Most fans NBA observers have not heard of Nicolas Batum. But the 23-year-old swingman has been the focus of the desires of his old team, the Portland Trail Blazers, and his potential new team, the Minnesota Timberwolves, in a contentious battle for his services.
Each club is enamored with his talent as a diverse, 6-foot-8 shooter and outstanding perimeter defender. The T’Wolves signed Batum to a four-year, $46-million offer sheet that could go up to $50 million is certain incentives are met
The contract is a significant one for a player who has averaged 10.2 points and 3.9 rebounds in his first three NBA seasons.
Portland has three days to match the offer.
Minnesota president David Kahn and coach Rick Adelman said Batum is ideal for their more open offensive system and can grow alongside rising young stars Kevin Love and Ricky Rubio.
”We’re not in control of the situation,” Kahn said. ”I’m more of a glass-half-full person. You hope for the best and prepare for the worst. We’re prepared for every option.”
One would be hard pressed to find an option that hasn’t been considered while these two teams have gone back and forth over the last week.

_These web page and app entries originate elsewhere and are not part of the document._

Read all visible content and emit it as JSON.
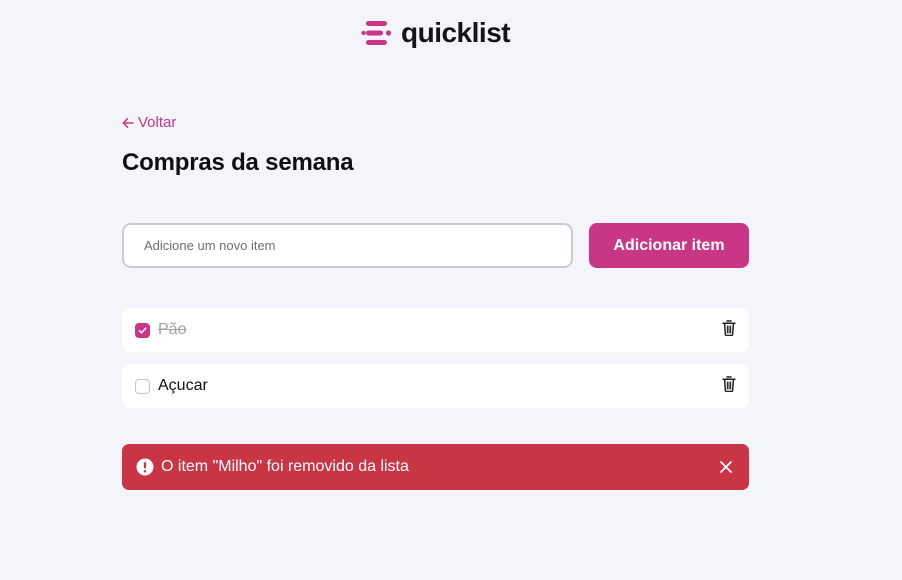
{
  "header": {
    "logo_text": "quicklist",
    "logo_icon": "list-logo-icon",
    "brand_color": "#c93686"
  },
  "nav": {
    "back_label": "Voltar",
    "back_icon": "arrow-left-icon"
  },
  "page": {
    "title": "Compras da semana"
  },
  "form": {
    "placeholder": "Adicione um novo item",
    "value": "",
    "add_label": "Adicionar item"
  },
  "items": [
    {
      "label": "Pão",
      "checked": true,
      "delete_icon": "trash-icon"
    },
    {
      "label": "Açucar",
      "checked": false,
      "delete_icon": "trash-icon"
    }
  ],
  "toast": {
    "message": "O item \"Milho\" foi removido da lista",
    "icon": "alert-circle-icon",
    "close_icon": "close-icon",
    "color": "#c93545"
  }
}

The Wolves hosted Batum in the Twin Cities for a visit last week and he was impressed with what he heard. Agent Bouna Ndiaye said that his client was unhappy with how he was being used in Portland and would much prefer to play under Adelman and alongside Love and Rubio in Minnesota. They agreed to terms on an offer July 6, and spent the last 10 days trying to negotiate a sign-and-trade deal with the Blazers to make it happen.
But Olshey has been adamant that the Blazers would match any offer and were not interested in the assets the Wolves had to peddle in trade.
The process had several stops and starts, with Wolves owner Glen Taylor saying on Thursday the team planned ”to call their bluff” and submit the offer sheet after being unwilling to part with Derrick Williams or Nikola Pekovic to get the deal done. But league rules forced the Wolves to wait until swingman Martell Webster, who was bought out on Friday, cleared waivers to create enough cap room for the deal to fit on the Wolves’ books.